For conspicuous gallantry and intrepidity at the risk of his life above and beyond the call of duty while serving with the Second Platoon, Company C, First Battalion, Fourth Marines, Third Marine Division in the Republic of Vietnam on March 26, 1967. While participating in Operation BEACON HILL I, the Second Platoon was engaged in a fierce battle with the Viet Cong at close range in dense jungle foliage. Private First Class Dickey had come forward to replace a radio operator who had been wounded in this intense action and was being treated by a medical corpsman. Suddenly an enemy grenade landed in the midst of a group of Marines, which included the wounded radio operator who was immobilized. Fully realizing the inevitable result of his actions, Private First Class Dickey, in a final valiant act, quickly and unhesitatingly threw himself upon the deadly grenade, absorbing with his own body the full and complete force of the explosion.

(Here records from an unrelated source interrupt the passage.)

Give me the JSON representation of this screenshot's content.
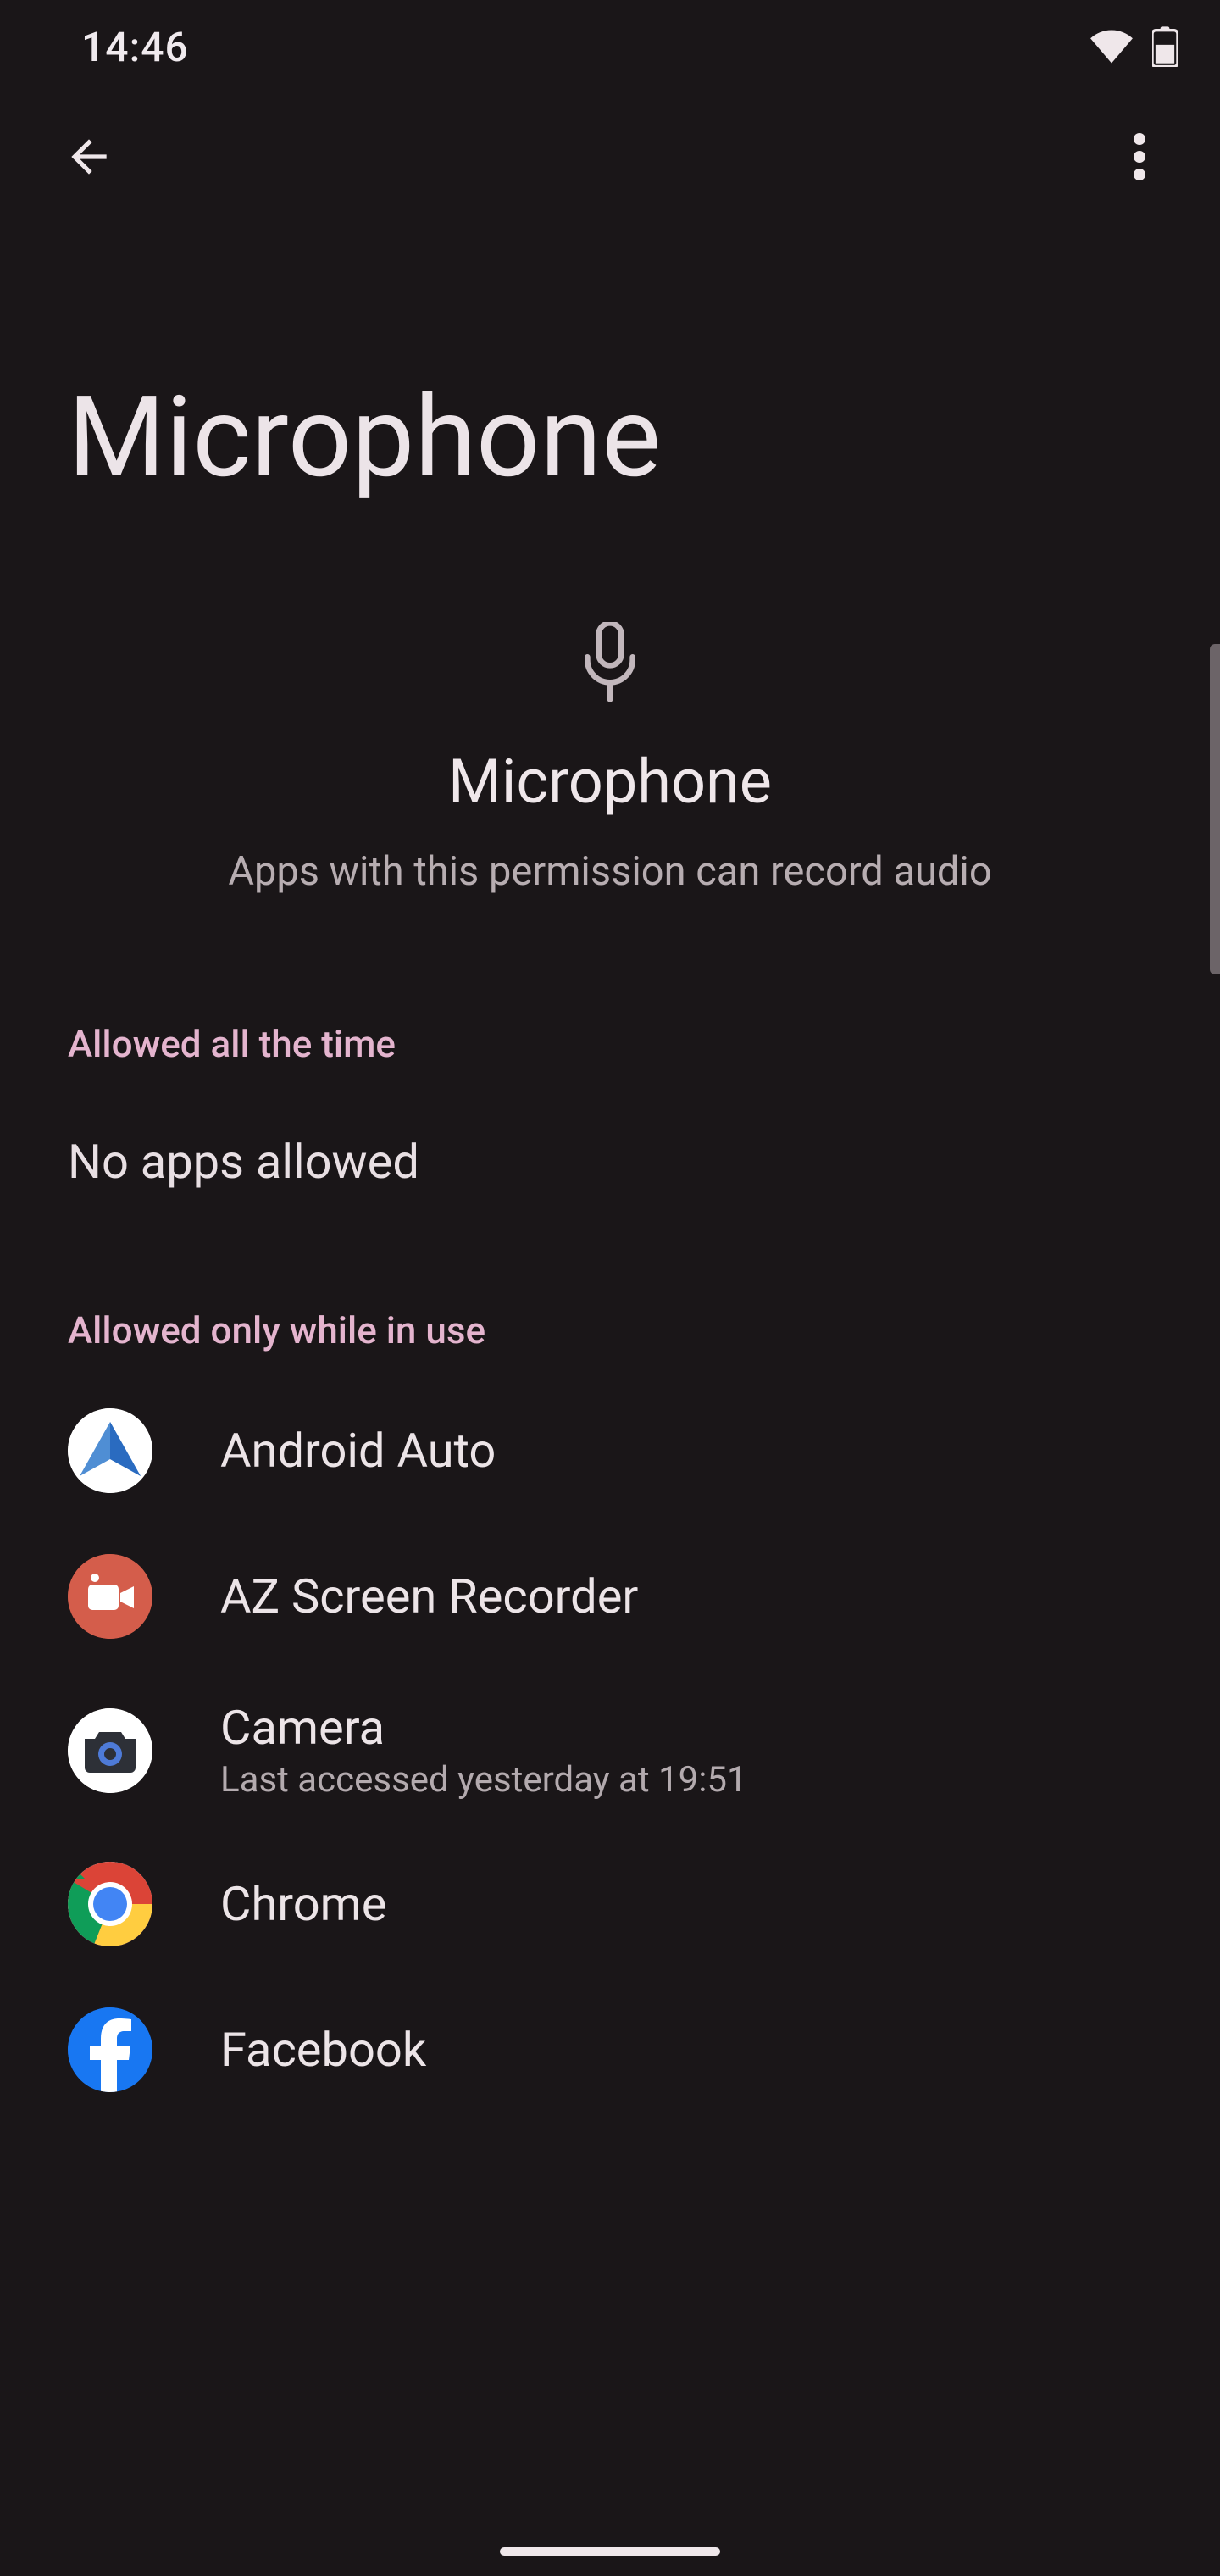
{
  "status": {
    "time": "14:46"
  },
  "page": {
    "title": "Microphone"
  },
  "permission": {
    "name": "Microphone",
    "description": "Apps with this permission can record audio"
  },
  "sections": {
    "all_time": {
      "header": "Allowed all the time",
      "empty_label": "No apps allowed"
    },
    "while_in_use": {
      "header": "Allowed only while in use",
      "apps": [
        {
          "name": "Android Auto",
          "sub": ""
        },
        {
          "name": "AZ Screen Recorder",
          "sub": ""
        },
        {
          "name": "Camera",
          "sub": "Last accessed yesterday at 19:51"
        },
        {
          "name": "Chrome",
          "sub": ""
        },
        {
          "name": "Facebook",
          "sub": ""
        }
      ]
    }
  }
}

Private First Class Dickey's personal heroism, extraordinary valor and selfless courage saved a number of his comrades from certain injury and possible death at the cost of his own life. His actions reflected great credit upon himself, the Marine Corps and the United States Naval Service. He gallantly gave his life for his country.[3]

/S/ LYNDON B. JOHNSON

See also[edit]

Notes[edit]

  1. ^ a b c d e f "Douglas E. Dickey, Medal of Honor recipient". Official Marine Corps biography. United States Marine Corps. Retrieved 2007-10-07. 
  2. ^ "Douglas E. Dickey". Claim to Fame: Medal of Honor recipients. Find a Grave. Retrieved 2007-11-16. 
  3. ^ "Medal of Honor — PFC Douglas E. Dickey (Medal of Honor citation)". Marines Awarded the Medal of Honor. History Division, United States Marine Corps. Archived from the original on 2007-03-05. 

References[edit]

 This article incorporates public domain material from websites or documents of the United States Marine Corps.